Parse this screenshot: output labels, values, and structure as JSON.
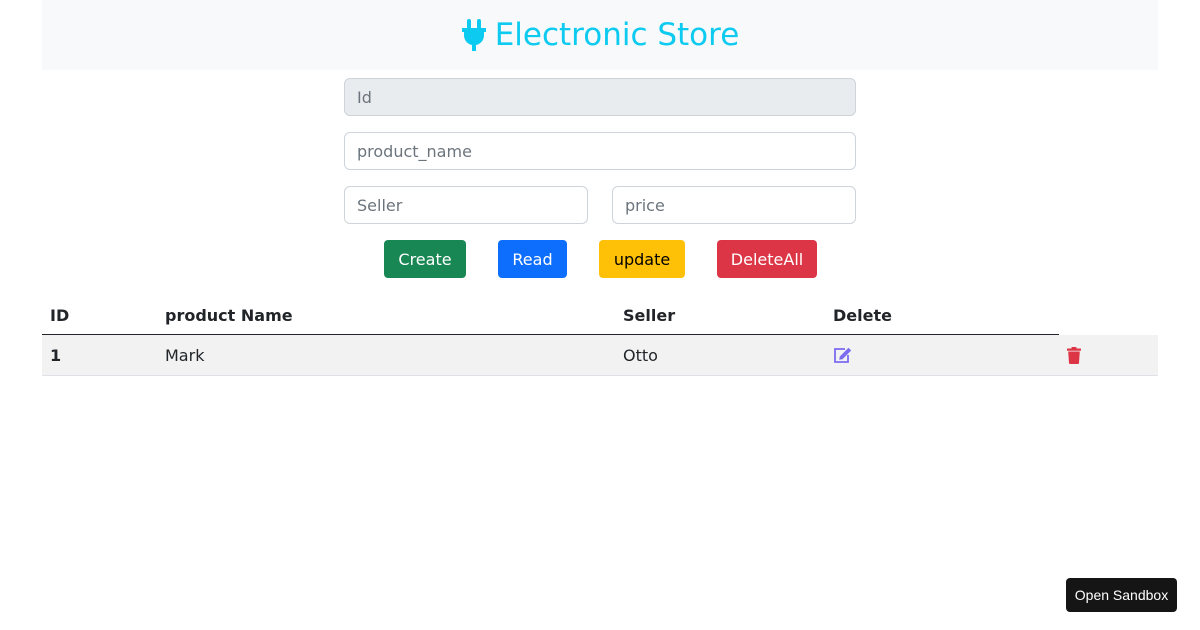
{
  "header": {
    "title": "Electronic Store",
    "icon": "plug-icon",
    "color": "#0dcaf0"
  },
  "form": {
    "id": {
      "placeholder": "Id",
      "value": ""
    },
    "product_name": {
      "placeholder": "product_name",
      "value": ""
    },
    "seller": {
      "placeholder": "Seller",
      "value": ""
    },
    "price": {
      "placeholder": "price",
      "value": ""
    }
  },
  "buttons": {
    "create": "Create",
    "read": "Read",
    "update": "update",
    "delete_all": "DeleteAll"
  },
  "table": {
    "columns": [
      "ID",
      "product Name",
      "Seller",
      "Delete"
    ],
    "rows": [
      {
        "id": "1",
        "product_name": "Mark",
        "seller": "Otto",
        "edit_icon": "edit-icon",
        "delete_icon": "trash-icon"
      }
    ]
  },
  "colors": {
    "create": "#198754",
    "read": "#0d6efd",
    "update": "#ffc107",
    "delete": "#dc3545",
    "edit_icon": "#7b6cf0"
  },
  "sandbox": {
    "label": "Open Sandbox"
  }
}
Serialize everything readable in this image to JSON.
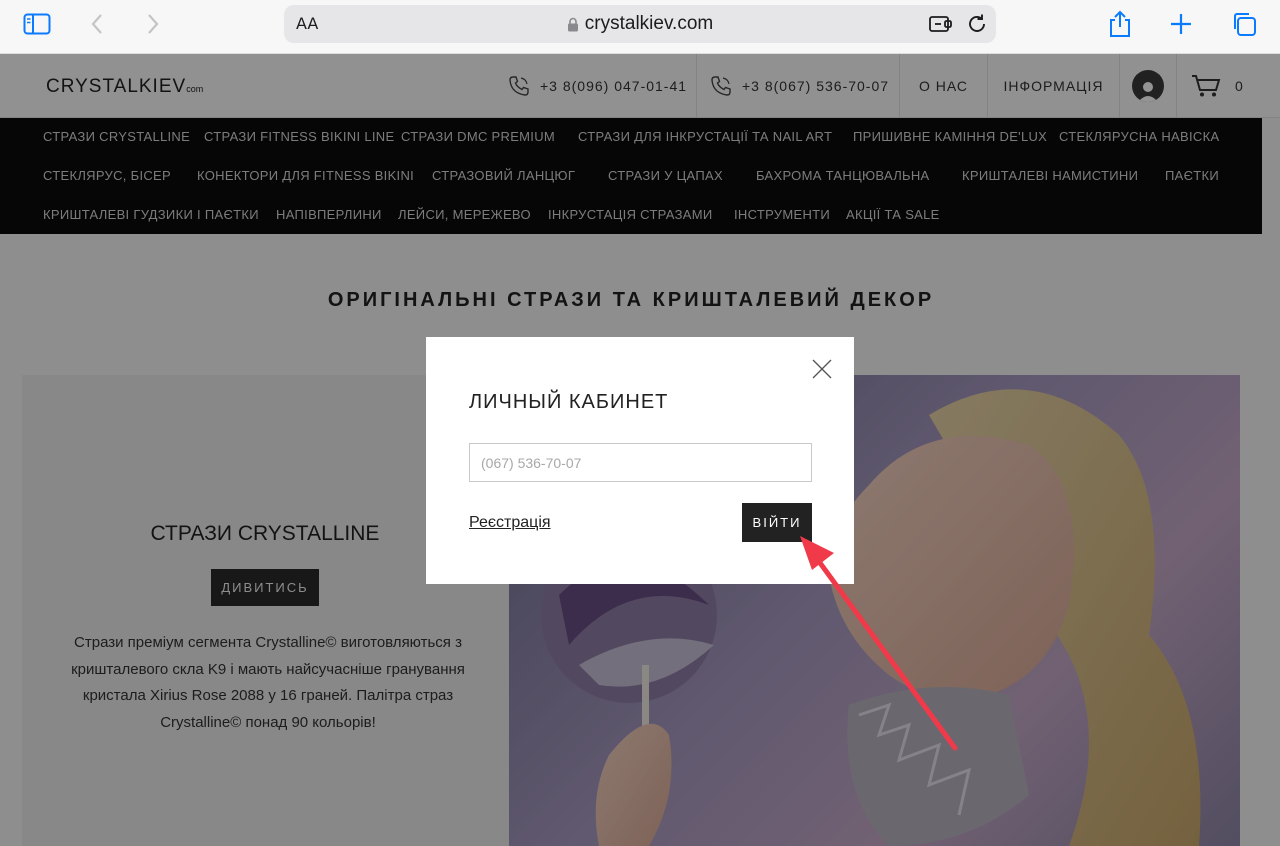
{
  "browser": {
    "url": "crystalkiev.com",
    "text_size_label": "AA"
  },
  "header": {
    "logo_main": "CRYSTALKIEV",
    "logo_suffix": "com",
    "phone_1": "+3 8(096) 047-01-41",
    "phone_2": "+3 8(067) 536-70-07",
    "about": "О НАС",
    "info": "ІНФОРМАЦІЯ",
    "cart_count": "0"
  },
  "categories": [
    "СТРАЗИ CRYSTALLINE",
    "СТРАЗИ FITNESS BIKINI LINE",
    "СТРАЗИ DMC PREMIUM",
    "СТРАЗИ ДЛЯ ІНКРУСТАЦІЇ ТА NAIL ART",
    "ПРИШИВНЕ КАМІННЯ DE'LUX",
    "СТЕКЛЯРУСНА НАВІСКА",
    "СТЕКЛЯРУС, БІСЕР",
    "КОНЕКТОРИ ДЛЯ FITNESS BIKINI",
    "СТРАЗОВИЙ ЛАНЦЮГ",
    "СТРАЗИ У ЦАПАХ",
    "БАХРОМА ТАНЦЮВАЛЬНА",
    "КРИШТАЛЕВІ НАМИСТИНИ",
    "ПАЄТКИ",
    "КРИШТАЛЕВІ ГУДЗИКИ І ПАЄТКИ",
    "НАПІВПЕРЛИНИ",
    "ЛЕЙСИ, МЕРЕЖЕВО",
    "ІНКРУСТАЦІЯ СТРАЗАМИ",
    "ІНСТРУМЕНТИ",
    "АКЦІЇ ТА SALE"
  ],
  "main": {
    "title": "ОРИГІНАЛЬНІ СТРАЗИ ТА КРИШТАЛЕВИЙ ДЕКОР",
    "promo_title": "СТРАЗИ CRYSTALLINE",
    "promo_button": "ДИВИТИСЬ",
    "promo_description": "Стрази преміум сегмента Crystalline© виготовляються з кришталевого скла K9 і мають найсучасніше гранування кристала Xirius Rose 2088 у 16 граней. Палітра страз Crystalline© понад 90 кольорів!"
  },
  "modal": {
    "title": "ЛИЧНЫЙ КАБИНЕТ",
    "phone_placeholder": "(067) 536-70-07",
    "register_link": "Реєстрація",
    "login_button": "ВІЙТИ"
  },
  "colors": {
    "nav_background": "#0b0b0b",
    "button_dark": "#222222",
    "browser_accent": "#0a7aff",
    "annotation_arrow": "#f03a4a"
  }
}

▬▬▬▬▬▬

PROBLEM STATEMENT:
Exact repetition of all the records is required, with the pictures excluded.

ANSWER BOX:
Parse this screenshot: output labels, values, and structure as JSON.
{
  "header": {
    "title": "Electronic Store",
    "icon": "plug-icon",
    "color": "#0dcaf0"
  },
  "form": {
    "id": {
      "placeholder": "Id",
      "value": ""
    },
    "product_name": {
      "placeholder": "product_name",
      "value": ""
    },
    "seller": {
      "placeholder": "Seller",
      "value": ""
    },
    "price": {
      "placeholder": "price",
      "value": ""
    }
  },
  "buttons": {
    "create": "Create",
    "read": "Read",
    "update": "update",
    "delete_all": "DeleteAll"
  },
  "table": {
    "columns": [
      "ID",
      "product Name",
      "Seller",
      "Delete"
    ],
    "rows": [
      {
        "id": "1",
        "product_name": "Mark",
        "seller": "Otto",
        "edit_icon": "edit-icon",
        "delete_icon": "trash-icon"
      }
    ]
  },
  "colors": {
    "create": "#198754",
    "read": "#0d6efd",
    "update": "#ffc107",
    "delete": "#dc3545",
    "edit_icon": "#7b6cf0"
  },
  "sandbox": {
    "label": "Open Sandbox"
  }
}
Serialize everything readable in this image to JSON.
{
  "browser": {
    "url": "crystalkiev.com",
    "text_size_label": "AA"
  },
  "header": {
    "logo_main": "CRYSTALKIEV",
    "logo_suffix": "com",
    "phone_1": "+3 8(096) 047-01-41",
    "phone_2": "+3 8(067) 536-70-07",
    "about": "О НАС",
    "info": "ІНФОРМАЦІЯ",
    "cart_count": "0"
  },
  "categories": [
    "СТРАЗИ CRYSTALLINE",
    "СТРАЗИ FITNESS BIKINI LINE",
    "СТРАЗИ DMC PREMIUM",
    "СТРАЗИ ДЛЯ ІНКРУСТАЦІЇ ТА NAIL ART",
    "ПРИШИВНЕ КАМІННЯ DE'LUX",
    "СТЕКЛЯРУСНА НАВІСКА",
    "СТЕКЛЯРУС, БІСЕР",
    "КОНЕКТОРИ ДЛЯ FITNESS BIKINI",
    "СТРАЗОВИЙ ЛАНЦЮГ",
    "СТРАЗИ У ЦАПАХ",
    "БАХРОМА ТАНЦЮВАЛЬНА",
    "КРИШТАЛЕВІ НАМИСТИНИ",
    "ПАЄТКИ",
    "КРИШТАЛЕВІ ГУДЗИКИ І ПАЄТКИ",
    "НАПІВПЕРЛИНИ",
    "ЛЕЙСИ, МЕРЕЖЕВО",
    "ІНКРУСТАЦІЯ СТРАЗАМИ",
    "ІНСТРУМЕНТИ",
    "АКЦІЇ ТА SALE"
  ],
  "main": {
    "title": "ОРИГІНАЛЬНІ СТРАЗИ ТА КРИШТАЛЕВИЙ ДЕКОР",
    "promo_title": "СТРАЗИ CRYSTALLINE",
    "promo_button": "ДИВИТИСЬ",
    "promo_description": "Стрази преміум сегмента Crystalline© виготовляються з кришталевого скла K9 і мають найсучасніше гранування кристала Xirius Rose 2088 у 16 граней. Палітра страз Crystalline© понад 90 кольорів!"
  },
  "modal": {
    "title": "ЛИЧНЫЙ КАБИНЕТ",
    "phone_placeholder": "(067) 536-70-07",
    "register_link": "Реєстрація",
    "login_button": "ВІЙТИ"
  },
  "colors": {
    "nav_background": "#0b0b0b",
    "button_dark": "#222222",
    "browser_accent": "#0a7aff",
    "annotation_arrow": "#f03a4a"
  }
}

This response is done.